What you have to do: Among the records below, find each line bearing the word "用户管理" and copy it.

= = = =

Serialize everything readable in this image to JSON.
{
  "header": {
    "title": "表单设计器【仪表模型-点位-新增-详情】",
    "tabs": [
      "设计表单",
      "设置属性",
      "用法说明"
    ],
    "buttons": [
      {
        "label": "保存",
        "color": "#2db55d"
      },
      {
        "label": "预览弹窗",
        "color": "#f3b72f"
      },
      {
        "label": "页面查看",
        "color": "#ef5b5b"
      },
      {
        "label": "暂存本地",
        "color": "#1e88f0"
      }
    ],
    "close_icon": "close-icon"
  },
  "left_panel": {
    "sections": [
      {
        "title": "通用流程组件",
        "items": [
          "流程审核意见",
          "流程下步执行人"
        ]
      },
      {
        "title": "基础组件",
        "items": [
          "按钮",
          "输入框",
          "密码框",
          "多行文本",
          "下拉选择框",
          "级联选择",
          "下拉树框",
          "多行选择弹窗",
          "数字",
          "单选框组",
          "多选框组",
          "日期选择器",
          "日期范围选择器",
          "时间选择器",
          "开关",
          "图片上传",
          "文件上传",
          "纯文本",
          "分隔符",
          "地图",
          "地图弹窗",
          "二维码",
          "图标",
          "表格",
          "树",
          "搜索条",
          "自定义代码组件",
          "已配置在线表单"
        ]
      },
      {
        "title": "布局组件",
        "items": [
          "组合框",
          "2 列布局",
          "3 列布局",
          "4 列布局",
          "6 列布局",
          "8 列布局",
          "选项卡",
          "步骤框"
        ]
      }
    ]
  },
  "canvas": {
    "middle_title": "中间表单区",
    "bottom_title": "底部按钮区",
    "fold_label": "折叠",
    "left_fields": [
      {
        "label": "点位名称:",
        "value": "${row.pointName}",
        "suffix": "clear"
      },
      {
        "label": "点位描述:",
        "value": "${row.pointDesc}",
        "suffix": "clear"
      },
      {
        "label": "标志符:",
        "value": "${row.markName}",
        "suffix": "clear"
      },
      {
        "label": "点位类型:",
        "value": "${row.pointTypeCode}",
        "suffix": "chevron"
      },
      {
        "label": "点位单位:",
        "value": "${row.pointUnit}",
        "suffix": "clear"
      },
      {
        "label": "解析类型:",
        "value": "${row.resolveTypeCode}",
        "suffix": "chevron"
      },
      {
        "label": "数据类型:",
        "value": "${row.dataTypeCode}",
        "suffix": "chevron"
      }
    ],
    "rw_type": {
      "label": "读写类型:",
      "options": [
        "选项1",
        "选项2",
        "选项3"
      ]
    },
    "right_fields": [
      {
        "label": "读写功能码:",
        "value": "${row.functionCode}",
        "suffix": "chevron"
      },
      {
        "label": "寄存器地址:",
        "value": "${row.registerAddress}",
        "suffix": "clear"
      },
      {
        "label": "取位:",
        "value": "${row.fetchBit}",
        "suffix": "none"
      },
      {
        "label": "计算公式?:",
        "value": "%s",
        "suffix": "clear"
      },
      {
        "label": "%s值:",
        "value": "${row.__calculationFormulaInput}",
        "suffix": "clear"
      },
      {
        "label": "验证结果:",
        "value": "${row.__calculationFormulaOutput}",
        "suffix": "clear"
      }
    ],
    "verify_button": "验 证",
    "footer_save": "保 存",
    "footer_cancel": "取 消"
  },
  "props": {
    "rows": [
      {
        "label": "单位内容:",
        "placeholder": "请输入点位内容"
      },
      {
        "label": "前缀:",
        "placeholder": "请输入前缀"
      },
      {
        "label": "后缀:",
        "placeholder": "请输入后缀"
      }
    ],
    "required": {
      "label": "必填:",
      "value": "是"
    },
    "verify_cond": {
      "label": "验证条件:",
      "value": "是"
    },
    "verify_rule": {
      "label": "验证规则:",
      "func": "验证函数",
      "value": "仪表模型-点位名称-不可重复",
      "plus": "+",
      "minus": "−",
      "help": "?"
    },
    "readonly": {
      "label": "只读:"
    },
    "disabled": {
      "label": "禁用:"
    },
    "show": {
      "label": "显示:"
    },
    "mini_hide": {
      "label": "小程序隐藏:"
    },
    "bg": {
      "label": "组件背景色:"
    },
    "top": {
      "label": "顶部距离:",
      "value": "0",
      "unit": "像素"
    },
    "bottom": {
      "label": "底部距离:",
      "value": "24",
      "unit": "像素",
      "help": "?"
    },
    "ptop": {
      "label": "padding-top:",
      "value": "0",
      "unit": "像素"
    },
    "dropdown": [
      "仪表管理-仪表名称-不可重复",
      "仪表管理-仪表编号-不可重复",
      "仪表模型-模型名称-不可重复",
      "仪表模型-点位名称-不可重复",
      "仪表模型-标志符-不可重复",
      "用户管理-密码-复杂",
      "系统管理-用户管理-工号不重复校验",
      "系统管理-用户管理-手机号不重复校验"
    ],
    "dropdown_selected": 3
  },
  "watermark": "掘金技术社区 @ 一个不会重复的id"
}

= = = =

The completed task:
      "用户管理-密码-复杂",
      "系统管理-用户管理-工号不重复校验",
      "系统管理-用户管理-手机号不重复校验"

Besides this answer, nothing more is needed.